What about the people who have worked here in the past?

"A lot of actresses have worked for me, as well as musicians, writers and artists. People in the arts, really. There was our popstar, Daniel, who was in a little band which is now a very big band, Yuck. They’re doing frightfully well. He still stops by for a cup of tea. He’s writing poetry now, and I’ve given him some poetry books to read. He was very charming in the shop."

What’s the best book you’ve had in the shop?

"We had an amazing eighteenth century cookery book once. But I don’t really know; we’ve sold so many books over the years – you forget them all. We have sold books for over a thousand pounds, but not too often. We've sold collections of books to a Japanese children’s library, and at the moment we do have that wonderful eighteenth century collection of etiquette."

Who’s your favourite author and illustrator?

"I have to admit I read a lot of detective novels, especially Penguin green crime. Sylvia Townsend Warner is also somebody I’m quite keen on, and I read a lot of poetry, too. I love Walter Crane and James Thurber, and Ralph Steadman is not only my favourite living illustrator but a dear friend as well. He’s been very supportive of the bookshop. We have quite a lot of interesting people who’ve come in to the shop over the years. Sylvester McCoy, who was Dr. Who, and Peter O’Toole came in when he was writing his autobiography, looking for Boy’s Own magazines and some old annuals that he had as a boy. We often have John Hegley stopping by to do readings, and Michael Rosen, who both love the shop, though events are a little difficult for us because of the lack of space."

What’s the strangest thing a customer has said in the past?

"Well, we have had several stalkers in the past. One was obsessed with gardening, and he’d come in and speak to Zoe, a very beautiful girl who used to work here who had never really been to the country and knew nothing about gardening. Anyway, he used to come in here repeatedly and ask her lots of questions about tractors, even though he knew she didn’t know the answers."

What about the future?

"There’s a lot of local love for the bookshop. We especially appreciate the parents who bring their children in regularly, encouraging them to read. To be realistic, in the future as well as our normal stock, we’re going to have to start focusing on more valuable books, music papers, comics and ephemera. Things that you’re never going to be able to get on Kindle.

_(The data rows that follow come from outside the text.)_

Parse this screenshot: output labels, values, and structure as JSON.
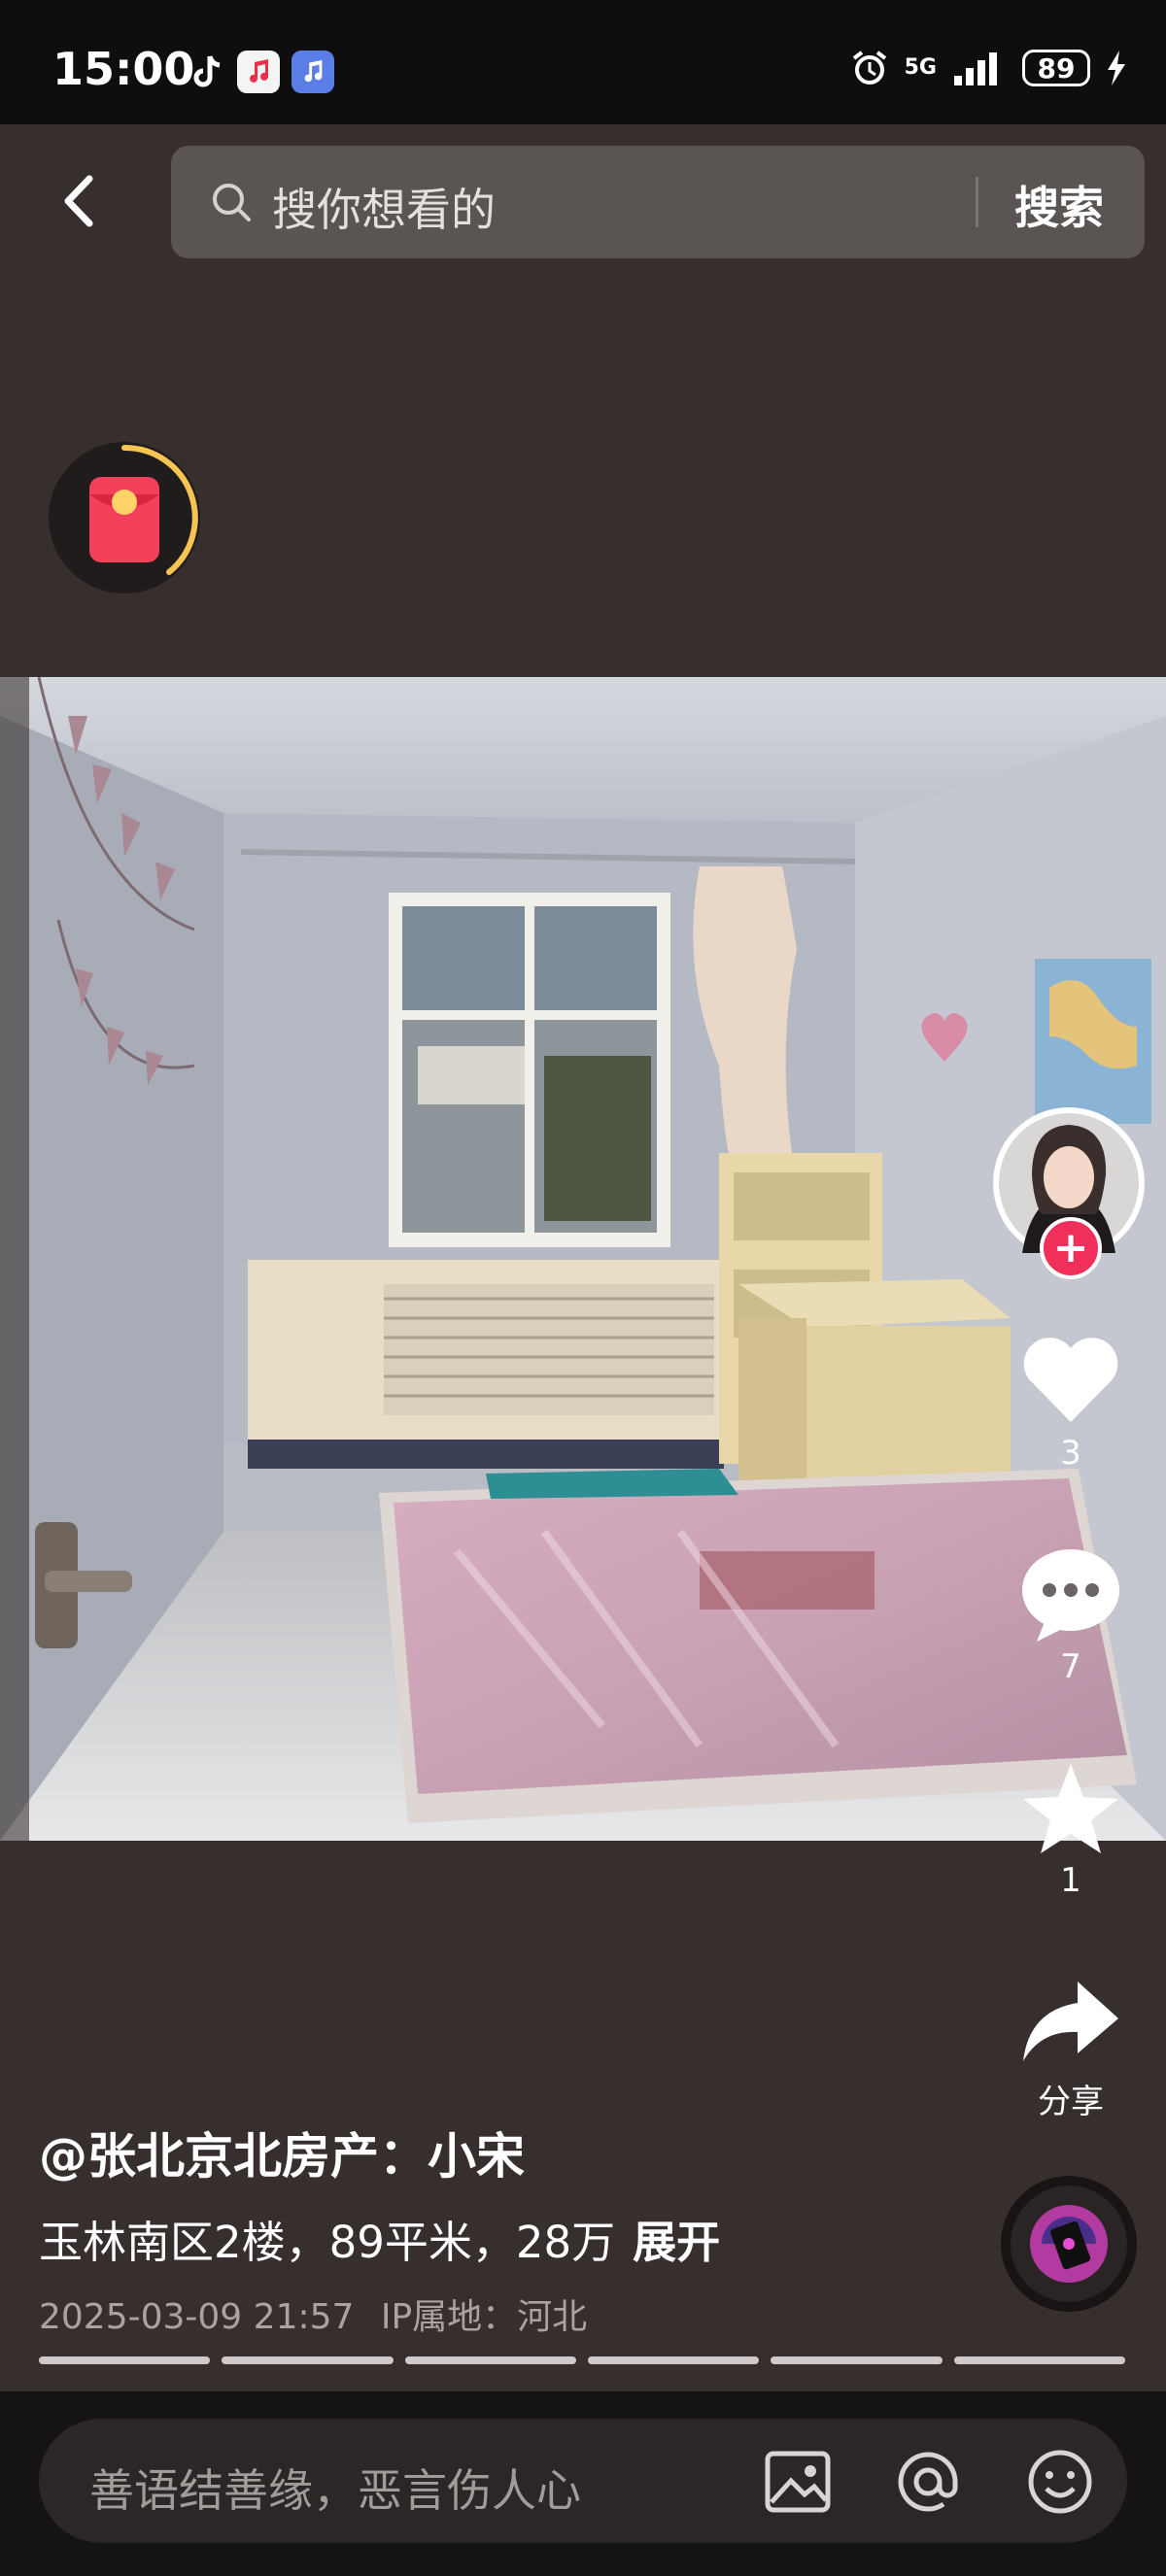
{
  "status_bar": {
    "time": "15:00",
    "network": "5G",
    "battery": "89"
  },
  "search": {
    "placeholder": "搜你想看的",
    "button_label": "搜索"
  },
  "photo": {
    "description_icon": "bedroom-photo"
  },
  "sidebar": {
    "like_count": "3",
    "comment_count": "7",
    "favorite_count": "1",
    "share_label": "分享",
    "follow_symbol": "+"
  },
  "post": {
    "author": "@张北京北房产：小宋",
    "description": "玉林南区2楼，89平米，28万",
    "expand_label": "展开",
    "timestamp": "2025-03-09 21:57",
    "ip_location": "IP属地：河北"
  },
  "carousel": {
    "slides": 6,
    "active_slide": 6
  },
  "comment_bar": {
    "placeholder": "善语结善缘，恶言伤人心"
  },
  "colors": {
    "background": "#372f2e",
    "follow": "#f0305a",
    "redpacket": "#f2405a"
  }
}
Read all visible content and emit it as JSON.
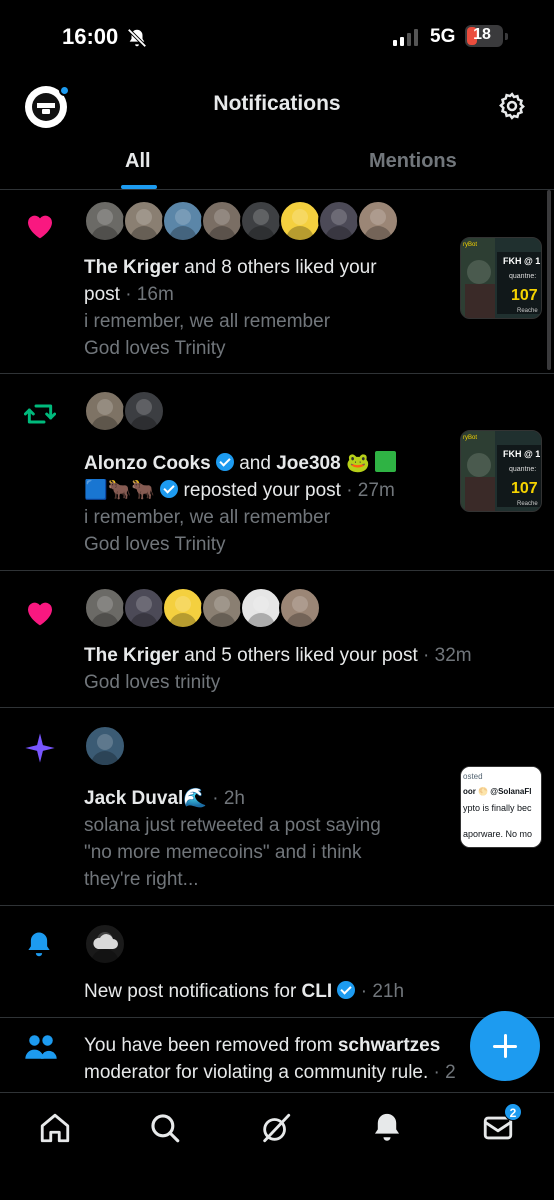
{
  "status_bar": {
    "time": "16:00",
    "network": "5G",
    "battery": "18"
  },
  "header": {
    "title": "Notifications"
  },
  "tabs": [
    {
      "label": "All",
      "active": true
    },
    {
      "label": "Mentions",
      "active": false
    }
  ],
  "notifications": [
    {
      "type": "like",
      "actor": "The Kriger",
      "action": " and 8 others liked your",
      "action2": "post",
      "time": "· 16m",
      "line1": "i remember, we all remember",
      "line2": "God loves Trinity",
      "avatar_colors": [
        "#6b6a66",
        "#8a7f72",
        "#5b86a8",
        "#7a6e64",
        "#3e4043",
        "#f4d03f",
        "#4c4a57",
        "#9b8676"
      ]
    },
    {
      "type": "repost",
      "actor": "Alonzo Cooks",
      "and": "and",
      "actor2": "Joe308",
      "emoji_line": "🟦🐂🐂",
      "action": "reposted your post",
      "time": "· 27m",
      "line1": "i remember, we all remember",
      "line2": "God loves Trinity",
      "avatar_colors": [
        "#7e7365",
        "#3c3e42"
      ]
    },
    {
      "type": "like",
      "actor": "The Kriger",
      "action": " and 5 others liked your post",
      "time": "· 32m",
      "line1": "God loves trinity",
      "avatar_colors": [
        "#6b6a66",
        "#4c4a57",
        "#f4d03f",
        "#8a7f72",
        "#e6e6e6",
        "#9b8676"
      ]
    },
    {
      "type": "recommendation",
      "actor": "Jack Duval🌊",
      "time": "· 2h",
      "line1": "solana just retweeted a post saying",
      "line2": "\"no more memecoins\" and i think",
      "line3": "they're right...",
      "avatar_colors": [
        "#3b5b74"
      ]
    },
    {
      "type": "post-alert",
      "prefix": "New post notifications for ",
      "account": "CLI",
      "time": "· 21h"
    },
    {
      "type": "community",
      "prefix": "You have been removed from ",
      "community": "schwartzes",
      "line2": "moderator for violating a community rule.",
      "time": "· 2"
    }
  ],
  "thumb_text": {
    "t1": "FKH @ 1",
    "t2": "quantne:",
    "t3": "107",
    "t4": "Reache",
    "t5": "ryBot",
    "s1": "osted",
    "s2": "oor 🌕 @SolanaFl",
    "s3": "ypto is finally bec",
    "s4": "aporware. No mo"
  },
  "bottom_nav": {
    "messages_badge": "2"
  },
  "colors": {
    "accent": "#1d9bf0",
    "like": "#f91880",
    "repost": "#00ba7c",
    "star": "#7856ff"
  }
}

But it’s so difficult to say that we won’t stock one thing or the other when we would like to stock everything. But I will say that, if you want to keep your local bookshops, you cannot take them for granted and assume that they will always be there. Especially not now. So, please go in, look around and have a chat. You may very well be tempted."


Opening times:
Tuesday-Friday 12-5pm Saturday 10-5pm Sunday 11-4pm. 
Closed Mondays. 
The bookshop is opposite Highgate tube station. Free parking on Archway Road for one hour outside.
For all enquires email 
Online inventory can be found here


More bookshop stories from other places to come!

Thursday, 2 February 2012

good morning!

Quite possibly the most beautiful thing, ever.

ETA: This won the Oscar for best short animation the other night. Hurray!

Wednesday, 1 February 2012

you are very lovely people

This morning I went to the bank and transferred the money raised from the 100 Poem Challenge to EEC International. The total raised was £4250 [which is €5100/$6740], and will go to the research centres looking for a cure for the degenerative eye disease associated with EEC Syndrome. Hurray!

So, THANK YOU so much to everyone who donated, bought a postcard or a pamphlet [or both!], and to those who tweeted about the project, and who sent encouraging messages during the weekend of the poetry writing itself. If you want to read the poems, they're still online over here if you scroll down.

Y'all are lovely. Thank you. xxxxxx